Sunday, 31 March 2013

Welfare reforms: 42 cuts since May 2010

Duncan Smith argues universal credit will simplify the system, making it easier for people on benefits to make the leap into work. According to the government, a third of the 8 million households it covers will be better off. But about 450,000 disabled people will lose financially, according to Disability Rights UK, while 400,000 of the poorest households – such as single parent households with children – will be worse off by 2015, according to the Chartered Institute of Housing.

This latest phase of benefits reform will bring to 42 the bewildering number of social security cuts introduced by the coalition since May 2010. Collectively, these cuts mean households will cumulatively receive £16bn less than in 2010-11, says the CPAG. By 2015, ministers are aiming to save £18bn a year from the welfare budget, and they have signalled a further £10bn cut from 2016. The spending review in June is expected to set out further measures to contain the growing welfare bill.

Social analysts are concerned that deprivation levels are going back to those of 30 years ago, with the poorest families worse off than they were under Margaret Thatcher in the 1980s.Debt and food poverty are growing, homelessness is increasing, and demand on food banks is soaring – a sign of more people falling through the welfare net. The social impact of this impoverishment of Britain's poorest families – with more than 60% of such households in work – will unravel recent achievements in tackling poverty, say campaigners.
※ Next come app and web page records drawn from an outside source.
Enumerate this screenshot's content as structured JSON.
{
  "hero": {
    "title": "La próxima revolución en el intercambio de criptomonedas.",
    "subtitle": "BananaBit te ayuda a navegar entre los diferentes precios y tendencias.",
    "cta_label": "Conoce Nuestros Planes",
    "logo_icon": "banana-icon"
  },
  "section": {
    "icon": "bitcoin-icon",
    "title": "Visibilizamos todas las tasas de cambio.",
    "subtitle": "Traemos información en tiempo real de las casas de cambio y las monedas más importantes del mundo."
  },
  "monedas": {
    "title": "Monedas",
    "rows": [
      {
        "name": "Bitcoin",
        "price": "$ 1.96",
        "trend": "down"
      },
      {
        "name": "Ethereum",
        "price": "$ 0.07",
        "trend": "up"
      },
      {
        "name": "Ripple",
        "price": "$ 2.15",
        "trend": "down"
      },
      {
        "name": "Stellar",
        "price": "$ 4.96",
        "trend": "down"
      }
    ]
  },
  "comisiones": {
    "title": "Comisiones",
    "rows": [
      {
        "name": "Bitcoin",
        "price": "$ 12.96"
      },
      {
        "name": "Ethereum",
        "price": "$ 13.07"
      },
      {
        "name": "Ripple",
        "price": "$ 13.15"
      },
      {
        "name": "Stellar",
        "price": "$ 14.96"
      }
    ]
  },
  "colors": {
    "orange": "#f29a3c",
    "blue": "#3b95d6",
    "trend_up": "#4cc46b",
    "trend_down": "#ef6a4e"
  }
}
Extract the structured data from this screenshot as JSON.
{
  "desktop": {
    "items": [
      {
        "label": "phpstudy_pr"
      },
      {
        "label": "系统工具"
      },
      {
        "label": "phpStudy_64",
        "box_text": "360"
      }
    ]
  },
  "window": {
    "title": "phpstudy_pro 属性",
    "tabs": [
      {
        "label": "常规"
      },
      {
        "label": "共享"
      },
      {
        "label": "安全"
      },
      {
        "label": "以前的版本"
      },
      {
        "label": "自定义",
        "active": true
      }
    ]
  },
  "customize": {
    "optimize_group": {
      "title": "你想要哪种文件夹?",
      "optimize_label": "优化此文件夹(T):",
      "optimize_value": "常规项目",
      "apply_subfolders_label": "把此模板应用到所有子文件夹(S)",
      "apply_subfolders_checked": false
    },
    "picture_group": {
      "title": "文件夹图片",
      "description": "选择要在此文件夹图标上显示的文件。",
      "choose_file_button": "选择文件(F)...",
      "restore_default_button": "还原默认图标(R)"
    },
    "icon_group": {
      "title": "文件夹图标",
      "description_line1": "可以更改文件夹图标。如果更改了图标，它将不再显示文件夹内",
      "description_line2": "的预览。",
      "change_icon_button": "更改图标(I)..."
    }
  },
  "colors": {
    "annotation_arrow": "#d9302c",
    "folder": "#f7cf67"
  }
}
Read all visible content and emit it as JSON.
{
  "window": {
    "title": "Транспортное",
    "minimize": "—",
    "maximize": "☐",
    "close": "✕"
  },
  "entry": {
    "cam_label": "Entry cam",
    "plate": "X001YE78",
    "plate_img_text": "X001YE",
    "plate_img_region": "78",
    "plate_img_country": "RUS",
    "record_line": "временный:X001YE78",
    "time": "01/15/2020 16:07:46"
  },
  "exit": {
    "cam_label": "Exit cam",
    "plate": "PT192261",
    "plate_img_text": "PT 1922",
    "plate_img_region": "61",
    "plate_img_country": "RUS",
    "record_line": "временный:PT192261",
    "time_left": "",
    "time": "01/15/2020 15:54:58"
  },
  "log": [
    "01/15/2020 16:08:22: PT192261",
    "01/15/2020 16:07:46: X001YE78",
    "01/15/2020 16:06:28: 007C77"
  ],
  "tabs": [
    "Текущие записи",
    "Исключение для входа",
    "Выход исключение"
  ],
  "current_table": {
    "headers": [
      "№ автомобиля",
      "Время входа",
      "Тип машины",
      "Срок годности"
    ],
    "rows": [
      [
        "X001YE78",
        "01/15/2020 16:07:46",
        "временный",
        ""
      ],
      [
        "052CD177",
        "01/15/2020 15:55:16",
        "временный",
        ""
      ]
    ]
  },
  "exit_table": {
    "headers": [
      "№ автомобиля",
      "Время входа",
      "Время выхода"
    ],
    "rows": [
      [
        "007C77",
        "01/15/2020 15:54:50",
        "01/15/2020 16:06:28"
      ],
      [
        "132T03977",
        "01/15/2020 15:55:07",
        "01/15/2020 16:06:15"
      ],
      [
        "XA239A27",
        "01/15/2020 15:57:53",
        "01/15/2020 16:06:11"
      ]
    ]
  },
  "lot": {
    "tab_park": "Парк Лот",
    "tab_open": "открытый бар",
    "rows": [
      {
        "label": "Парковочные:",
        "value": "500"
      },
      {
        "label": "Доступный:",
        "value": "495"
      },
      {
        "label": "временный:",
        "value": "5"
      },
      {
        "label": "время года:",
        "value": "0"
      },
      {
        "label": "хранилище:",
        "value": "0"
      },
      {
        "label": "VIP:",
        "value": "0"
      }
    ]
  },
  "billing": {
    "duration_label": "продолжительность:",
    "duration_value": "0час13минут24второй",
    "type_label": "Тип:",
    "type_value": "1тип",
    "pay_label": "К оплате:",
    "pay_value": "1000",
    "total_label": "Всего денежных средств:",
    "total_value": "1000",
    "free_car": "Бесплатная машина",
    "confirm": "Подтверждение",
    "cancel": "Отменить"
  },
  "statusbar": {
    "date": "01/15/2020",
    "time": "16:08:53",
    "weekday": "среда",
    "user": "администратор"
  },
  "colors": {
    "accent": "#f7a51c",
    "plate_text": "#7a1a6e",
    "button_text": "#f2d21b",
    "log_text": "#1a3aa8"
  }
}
According to Alison Garnham, chief executive of the CPAG, the coalition "is on course to leave behind the worst child poverty record of any government for a generation".

Others see the welfare agenda as presaging a profound shift in the relationship between the state and its most vulnerable citizens. "Last year I warned that we risk a decade of destitution. Some thought I was being over-dramatic," says Julia Unwin, head of the Joseph Rowntree Foundation. "I am more convinced than ever that we have a perfect storm brewing; the reforms to welfare, the economic slowdown and spiralling costs, together with an increasingly spiteful tone in how we describe people in poverty, risks the UK becoming a nation where people face destitution."

Patrick Butler, The Guardian